She was a cross between a pincher and a dachshund. They stabbed her but she survived and dragged her way through the forest after me. Sadly, she got run over a year later.
The Star of David necklace you were wearing when you were attacked plays an important symbolic role in your story, both during the attack and after. Why have you decided to have it memorialised, rather than to wear it?
Because it is a reminder to me that I was nearly murdered for being Jewish. It is the only personal item that I wanted returned from the police. I don’t want to lose it so I keep it at home.
During a powerful radio interview on Israel National News, you described the scene in court where your assailants’ ordinary faces became demonic when you cried ‘Am Yisroel chai – the People of Israel live’. But you insist that you hate only hatred and the fact that they’ve been taught to hate. How do you reconcile this with what has happened to you?
I hate their hatred. I am sick of their sickness. Justice to a certain degree has been done so I choose not to dwell on them or hate them, not for their sake but for my own. Instead I fill my life with positive people and beautiful things.
In the days before this interview we were treated to the ‘Tale of the Two Zoabis’: Hanin Zoabi – the Israeli woman Arab MK who insists that those who kidnapped the three teenagers are not terrorists and her distant relative, Mohammad Zoabi, an Israeli Arab student described as a ‘proud Zionist patriot’. Have you ever met either of them? How, in the tight-knit Arab world, could members of the same extended clan hold such different views?
I have never met either of them and I don’t understand how they have such different views.
As a quite extraordinary aside, you’ve also had to fight libellous accusations from a cyber-bully. Had you previously known this person? Why has he acted like this? Have you had any restitution?
It was the ex-husband of a good friend who could not stand up for herself because she was scared of him. When bullies are exposed, I find that they fight like cowards, and this is what he did. He went behind the scenes thinking he would never be caught. I am in the process of suing him because although he admitted what he did, he never made right by publicly apologising and covering my expenses for hiring a cyber detective. He should get his summons after the court resumes from summer recess.
But almost four years on, your terrible story appears to have no happy ending or any firm conclusion. Indeed, the next ‘chapter’ is due to begin some weeks after this interview on Thursday 10 July with your appearance at the Israel Supreme Court, Jerusalem.
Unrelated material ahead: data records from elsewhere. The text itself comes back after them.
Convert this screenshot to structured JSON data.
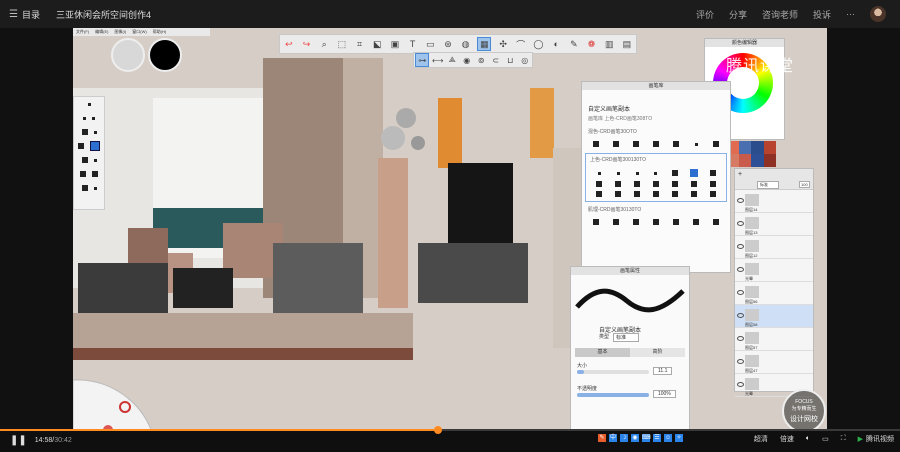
{
  "header": {
    "toc_label": "目录",
    "course_title": "三亚休闲会所空间创作4",
    "links": [
      "评价",
      "分享",
      "咨询老师",
      "投诉"
    ],
    "more_label": "···"
  },
  "sketch_app": {
    "menu_items": [
      "文件(F)",
      "编辑(E)",
      "图像(I)",
      "窗口(W)",
      "帮助(H)"
    ],
    "watermark": "腾讯课堂",
    "brush_library": {
      "title": "画笔库",
      "custom_name": "自定义画笔副本",
      "custom_meta": "画笔库  上色-CRD画笔308TO",
      "section_titles": [
        "混色-CRD画笔30OTO",
        "上色-CRD画笔300130TO",
        "肌理-CRD画笔30130TO"
      ]
    },
    "brush_attributes": {
      "title": "画笔属性",
      "brush_name": "自定义画笔副本",
      "type_label": "类型",
      "type_value": "标准",
      "tabs": [
        "基本",
        "高阶"
      ],
      "size_label": "大小",
      "size_value": "11.1",
      "opacity_label": "不透明度",
      "opacity_value": "100%"
    },
    "color_panel": {
      "title": "颜色编辑器"
    },
    "swatches": [
      "#e06b50",
      "#4a6fb1",
      "#2b4d8b",
      "#b8432f",
      "#d77a63",
      "#c95b4c",
      "#2c4f95",
      "#8f3025"
    ],
    "layers": {
      "blend_mode": "标准",
      "opacity": "100",
      "items": [
        "图层14",
        "图层13",
        "图层12",
        "光晕",
        "图层56",
        "图层58",
        "图层57",
        "图层47",
        "光晕"
      ]
    }
  },
  "player": {
    "current_time": "14:58",
    "total_time": "30:42",
    "progress": 0.487,
    "quality_label": "超清",
    "speed_label": "倍速",
    "brand": "腾讯视频"
  },
  "badge": {
    "line1": "FOCUS",
    "line2": "为专精而生",
    "line3": "设计网校"
  }
}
It is then that one of your assailants will appeal against his sentence as an accomplice to the murder of Kristine Luken. How will you cope with that?
Seeing them in court is a lot easier than meeting them in the forest. Though obviously the less I see of them the better. They belong in a place where all sons of evil belong.
Kay Wilson, thank you for talking to ‘Live Encounters’.